Assignment.
Find the string "true" in the records and copy each line where it occurs.

Segment Start: Entries provided

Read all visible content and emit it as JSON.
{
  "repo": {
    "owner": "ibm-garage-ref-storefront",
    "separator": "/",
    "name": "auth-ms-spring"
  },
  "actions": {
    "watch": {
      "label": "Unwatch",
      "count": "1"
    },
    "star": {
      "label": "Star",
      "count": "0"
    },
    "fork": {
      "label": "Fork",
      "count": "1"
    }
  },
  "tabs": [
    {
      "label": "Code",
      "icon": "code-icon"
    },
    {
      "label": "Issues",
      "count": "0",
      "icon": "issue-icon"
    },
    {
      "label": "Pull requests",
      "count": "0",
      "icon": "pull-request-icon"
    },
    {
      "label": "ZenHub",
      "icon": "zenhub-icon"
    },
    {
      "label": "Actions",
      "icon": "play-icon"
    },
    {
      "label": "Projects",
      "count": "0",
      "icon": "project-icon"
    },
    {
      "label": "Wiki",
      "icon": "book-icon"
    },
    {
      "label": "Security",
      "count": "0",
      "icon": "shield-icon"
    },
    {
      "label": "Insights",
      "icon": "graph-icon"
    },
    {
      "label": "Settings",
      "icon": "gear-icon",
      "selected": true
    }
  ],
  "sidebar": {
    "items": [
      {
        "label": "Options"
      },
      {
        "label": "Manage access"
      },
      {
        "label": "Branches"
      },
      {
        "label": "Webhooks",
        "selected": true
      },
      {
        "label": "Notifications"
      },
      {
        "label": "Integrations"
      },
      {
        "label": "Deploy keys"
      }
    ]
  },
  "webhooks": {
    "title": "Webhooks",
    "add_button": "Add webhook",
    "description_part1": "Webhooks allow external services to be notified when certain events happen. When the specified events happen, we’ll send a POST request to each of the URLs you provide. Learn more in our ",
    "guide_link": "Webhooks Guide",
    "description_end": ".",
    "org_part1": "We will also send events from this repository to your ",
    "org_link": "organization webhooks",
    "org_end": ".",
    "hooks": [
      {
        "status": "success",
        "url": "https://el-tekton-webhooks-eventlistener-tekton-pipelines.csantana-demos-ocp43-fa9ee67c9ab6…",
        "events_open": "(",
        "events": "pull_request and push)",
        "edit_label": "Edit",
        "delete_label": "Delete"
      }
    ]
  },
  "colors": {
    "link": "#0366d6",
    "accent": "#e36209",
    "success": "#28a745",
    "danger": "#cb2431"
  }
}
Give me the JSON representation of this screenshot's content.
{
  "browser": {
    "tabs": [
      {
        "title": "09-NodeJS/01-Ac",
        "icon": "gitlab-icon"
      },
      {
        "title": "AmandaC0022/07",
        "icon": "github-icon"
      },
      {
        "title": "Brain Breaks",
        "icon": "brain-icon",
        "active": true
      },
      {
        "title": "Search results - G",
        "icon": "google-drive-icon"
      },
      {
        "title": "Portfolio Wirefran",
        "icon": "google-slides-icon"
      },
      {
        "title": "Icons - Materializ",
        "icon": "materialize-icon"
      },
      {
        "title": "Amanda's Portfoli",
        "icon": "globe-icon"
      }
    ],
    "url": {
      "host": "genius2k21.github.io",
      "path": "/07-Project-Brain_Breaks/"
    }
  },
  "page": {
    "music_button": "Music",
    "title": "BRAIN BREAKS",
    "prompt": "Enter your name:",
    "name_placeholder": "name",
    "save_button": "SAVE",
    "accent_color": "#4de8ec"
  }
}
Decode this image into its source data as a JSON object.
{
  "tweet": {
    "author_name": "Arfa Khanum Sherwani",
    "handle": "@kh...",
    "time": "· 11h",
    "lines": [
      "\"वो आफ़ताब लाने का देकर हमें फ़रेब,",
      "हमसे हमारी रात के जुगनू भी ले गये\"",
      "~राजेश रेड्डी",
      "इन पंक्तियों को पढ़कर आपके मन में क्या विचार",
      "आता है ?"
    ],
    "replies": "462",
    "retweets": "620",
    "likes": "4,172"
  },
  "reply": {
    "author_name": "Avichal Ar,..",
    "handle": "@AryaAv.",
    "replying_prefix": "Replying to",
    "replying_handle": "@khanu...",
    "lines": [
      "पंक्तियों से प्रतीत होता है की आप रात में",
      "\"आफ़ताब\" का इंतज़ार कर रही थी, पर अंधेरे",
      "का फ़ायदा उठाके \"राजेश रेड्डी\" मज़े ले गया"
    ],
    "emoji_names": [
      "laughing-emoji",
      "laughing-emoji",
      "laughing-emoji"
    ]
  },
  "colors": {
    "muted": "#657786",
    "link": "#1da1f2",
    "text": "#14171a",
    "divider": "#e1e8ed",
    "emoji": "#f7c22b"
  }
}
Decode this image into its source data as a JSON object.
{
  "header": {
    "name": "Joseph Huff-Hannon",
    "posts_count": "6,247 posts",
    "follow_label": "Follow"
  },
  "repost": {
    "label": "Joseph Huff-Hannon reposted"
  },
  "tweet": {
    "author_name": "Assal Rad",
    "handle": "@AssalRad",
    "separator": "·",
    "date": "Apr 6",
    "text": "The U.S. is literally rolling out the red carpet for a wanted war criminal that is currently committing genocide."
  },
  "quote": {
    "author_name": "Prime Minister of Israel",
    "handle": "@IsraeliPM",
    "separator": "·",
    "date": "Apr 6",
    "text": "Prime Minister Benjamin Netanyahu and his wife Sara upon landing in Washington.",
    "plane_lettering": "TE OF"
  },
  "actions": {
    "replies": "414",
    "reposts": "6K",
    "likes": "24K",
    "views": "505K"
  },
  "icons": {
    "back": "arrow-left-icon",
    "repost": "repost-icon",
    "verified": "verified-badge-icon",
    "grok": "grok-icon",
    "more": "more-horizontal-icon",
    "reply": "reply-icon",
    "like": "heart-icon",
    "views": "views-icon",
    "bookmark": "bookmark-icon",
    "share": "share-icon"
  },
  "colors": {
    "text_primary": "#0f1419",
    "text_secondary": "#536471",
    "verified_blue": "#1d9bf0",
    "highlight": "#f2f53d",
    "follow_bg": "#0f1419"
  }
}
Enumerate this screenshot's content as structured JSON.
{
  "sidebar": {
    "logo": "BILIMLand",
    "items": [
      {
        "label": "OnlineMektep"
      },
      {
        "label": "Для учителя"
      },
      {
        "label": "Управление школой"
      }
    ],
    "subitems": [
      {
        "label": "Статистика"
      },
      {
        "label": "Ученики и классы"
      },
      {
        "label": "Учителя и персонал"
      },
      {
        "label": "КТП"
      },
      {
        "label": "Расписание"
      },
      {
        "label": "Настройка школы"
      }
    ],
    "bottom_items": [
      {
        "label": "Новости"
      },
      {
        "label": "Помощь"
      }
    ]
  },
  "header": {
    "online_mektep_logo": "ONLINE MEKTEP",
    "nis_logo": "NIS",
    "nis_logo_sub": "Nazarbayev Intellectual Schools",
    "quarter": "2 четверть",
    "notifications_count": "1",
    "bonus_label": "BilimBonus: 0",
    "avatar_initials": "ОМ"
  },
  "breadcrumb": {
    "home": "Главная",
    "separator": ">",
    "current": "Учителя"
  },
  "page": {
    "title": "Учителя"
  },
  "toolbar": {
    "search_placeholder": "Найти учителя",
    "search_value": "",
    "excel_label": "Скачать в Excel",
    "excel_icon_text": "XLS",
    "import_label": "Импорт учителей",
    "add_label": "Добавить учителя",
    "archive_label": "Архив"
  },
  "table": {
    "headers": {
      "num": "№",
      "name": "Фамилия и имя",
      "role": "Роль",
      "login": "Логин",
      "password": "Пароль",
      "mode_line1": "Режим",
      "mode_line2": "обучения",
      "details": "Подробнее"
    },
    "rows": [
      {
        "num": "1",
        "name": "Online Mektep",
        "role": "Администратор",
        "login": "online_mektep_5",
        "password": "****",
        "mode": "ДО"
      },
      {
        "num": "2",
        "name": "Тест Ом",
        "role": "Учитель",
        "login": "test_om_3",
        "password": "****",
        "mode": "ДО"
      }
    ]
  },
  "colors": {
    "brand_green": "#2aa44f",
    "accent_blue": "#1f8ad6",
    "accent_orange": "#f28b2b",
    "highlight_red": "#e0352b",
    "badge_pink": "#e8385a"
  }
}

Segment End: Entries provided

Completed exercise.
      "selected": true
        "selected": true
        "active": true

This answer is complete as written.